AMD has officially introduced its 2013 desktop APU line-up, officially known as Elite A-Series Desktop APUs, but most geeks still call it Richland.
Richland looks a bit like Trinity done right, with a few tweaks and higher clocks. It has more powerful graphics, higher clocks and (slightly) revised Piledriver cores. The process is still the same, 32nm, but more worryingly so is the performance. The first reviews came up with unimpressive figures, showing only a slight increase in GPU performance with a negligible boost on the CPU side.
In AMD’s defence, reviews of Intel’s new fourth generation Core architecture, or Haswell, come up with similar conclusions – it also offers only marginally better performance than Ivy Bridge chips, at least as far as desktop chips are concerned.
However, Haswell is in a league of its own. Richland caters to entry level and mainstream consumers, it is a cheap all-rounder and it offers exceptional value for money. In fact, the range starts with the A4-4000, a £29 dual-core clocked at 3.2GHz.
The top of the range A10 parts aren’t too pricey, either. The A10-6700, a 3.7GHz quad core with 2x2MB of cache and a 65W TDP costs £115. It features HD 8670D graphics with 384 shaders, clocked at up to 844MHz. The A10-6800K Black Edition is a bit beefier. It’s a 100W part clocked at 4.1GHz, but it retains the same GPU, although it ships with an unlocked multiplier. Oddly enough, it costs a bit less than the 6700, and it goes for £109.

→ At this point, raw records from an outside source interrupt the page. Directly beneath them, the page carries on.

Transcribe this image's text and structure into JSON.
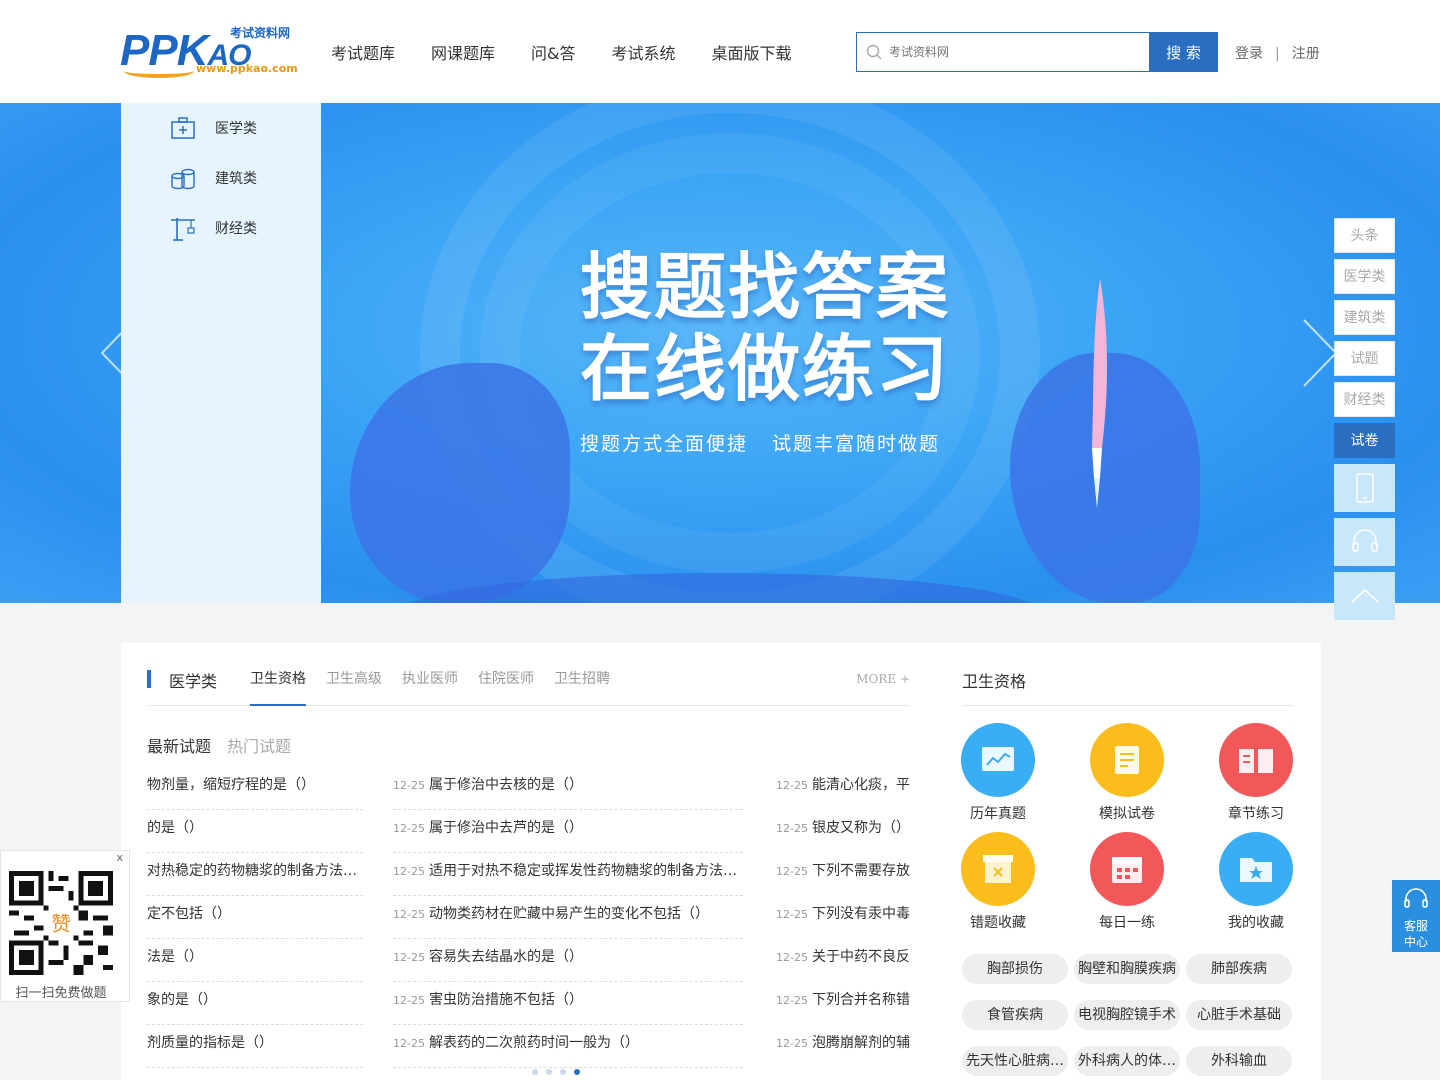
{
  "header": {
    "logo_main": "PPK",
    "logo_ao": "AO",
    "logo_cn": "考试资料网",
    "logo_url": "www.ppkao.com",
    "nav": [
      "考试题库",
      "网课题库",
      "问&答",
      "考试系统",
      "桌面版下载"
    ],
    "search_placeholder": "考试资料网",
    "search_button": "搜 索",
    "login": "登录",
    "separator": "|",
    "register": "注册"
  },
  "categories": [
    {
      "label": "医学类",
      "icon": "medical-kit-icon"
    },
    {
      "label": "建筑类",
      "icon": "coins-stack-icon"
    },
    {
      "label": "财经类",
      "icon": "crane-icon"
    }
  ],
  "banner": {
    "title_line1": "搜题找答案",
    "title_line2": "在线做练习",
    "subtitle": "搜题方式全面便捷   试题丰富随时做题"
  },
  "side_nav": [
    "头条",
    "医学类",
    "建筑类",
    "试题",
    "财经类",
    "试卷"
  ],
  "side_nav_active": "试卷",
  "section": {
    "title": "医学类",
    "tabs": [
      "卫生资格",
      "卫生高级",
      "执业医师",
      "住院医师",
      "卫生招聘"
    ],
    "active_tab": "卫生资格",
    "more": "MORE +",
    "sub_tabs": [
      "最新试题",
      "热门试题"
    ]
  },
  "questions": {
    "col1": [
      {
        "date": "",
        "text": "物剂量，缩短疗程的是（）"
      },
      {
        "date": "",
        "text": "的是（）"
      },
      {
        "date": "",
        "text": "对热稳定的药物糖浆的制备方法是（）"
      },
      {
        "date": "",
        "text": "定不包括（）"
      },
      {
        "date": "",
        "text": "法是（）"
      },
      {
        "date": "",
        "text": "象的是（）"
      },
      {
        "date": "",
        "text": "剂质量的指标是（）"
      }
    ],
    "col2": [
      {
        "date": "12-25",
        "text": "属于修治中去核的是（）"
      },
      {
        "date": "12-25",
        "text": "属于修治中去芦的是（）"
      },
      {
        "date": "12-25",
        "text": "适用于对热不稳定或挥发性药物糖浆的制备方法是（）"
      },
      {
        "date": "12-25",
        "text": "动物类药材在贮藏中易产生的变化不包括（）"
      },
      {
        "date": "12-25",
        "text": "容易失去结晶水的是（）"
      },
      {
        "date": "12-25",
        "text": "害虫防治措施不包括（）"
      },
      {
        "date": "12-25",
        "text": "解表药的二次煎药时间一般为（）"
      }
    ],
    "col3": [
      {
        "date": "12-25",
        "text": "能清心化痰，平肝"
      },
      {
        "date": "12-25",
        "text": "银皮又称为（）"
      },
      {
        "date": "12-25",
        "text": "下列不需要存放在"
      },
      {
        "date": "12-25",
        "text": "下列没有汞中毒现"
      },
      {
        "date": "12-25",
        "text": "关于中药不良反应"
      },
      {
        "date": "12-25",
        "text": "下列合并名称错误"
      },
      {
        "date": "12-25",
        "text": "泡腾崩解剂的辅料"
      }
    ]
  },
  "right_panel": {
    "title": "卫生资格",
    "features": [
      {
        "label": "历年真题",
        "color": "#3aaef5",
        "icon": "chart-board-icon"
      },
      {
        "label": "模拟试卷",
        "color": "#fbbd1b",
        "icon": "document-icon"
      },
      {
        "label": "章节练习",
        "color": "#f2585a",
        "icon": "open-book-icon"
      },
      {
        "label": "错题收藏",
        "color": "#fbbd1b",
        "icon": "error-box-icon"
      },
      {
        "label": "每日一练",
        "color": "#f2585a",
        "icon": "calendar-icon"
      },
      {
        "label": "我的收藏",
        "color": "#3aaef5",
        "icon": "star-folder-icon"
      }
    ],
    "tags": [
      "胸部损伤",
      "胸壁和胸膜疾病",
      "肺部疾病",
      "食管疾病",
      "电视胸腔镜手术",
      "心脏手术基础",
      "先天性心脏病的外科治疗",
      "外科病人的体液失调",
      "外科输血"
    ]
  },
  "qr_float": {
    "close": "x",
    "badge": "赞",
    "caption": "扫一扫免费做题"
  },
  "service": {
    "line1": "客服",
    "line2": "中心"
  },
  "colors": {
    "primary": "#2a6ec1",
    "banner": "#3aa4f5",
    "menu_bg": "#e6f4fd"
  }
}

Quad-core A8 and A10 parts should meet the needs of most mainstream consumers, provided they are not into serious gaming or compute-intensive applications. They are cheap, yet they pack relatively powerful integrated graphics. However, making the case for a high-end APU coupled with high-end discrete graphics is a bit harder. On the face of it, Richland should be a good choice for businesses, but here’s AMD’s problem – office boxes don’t need speedy graphics, they need CPU performance, and Intel is simply better at that.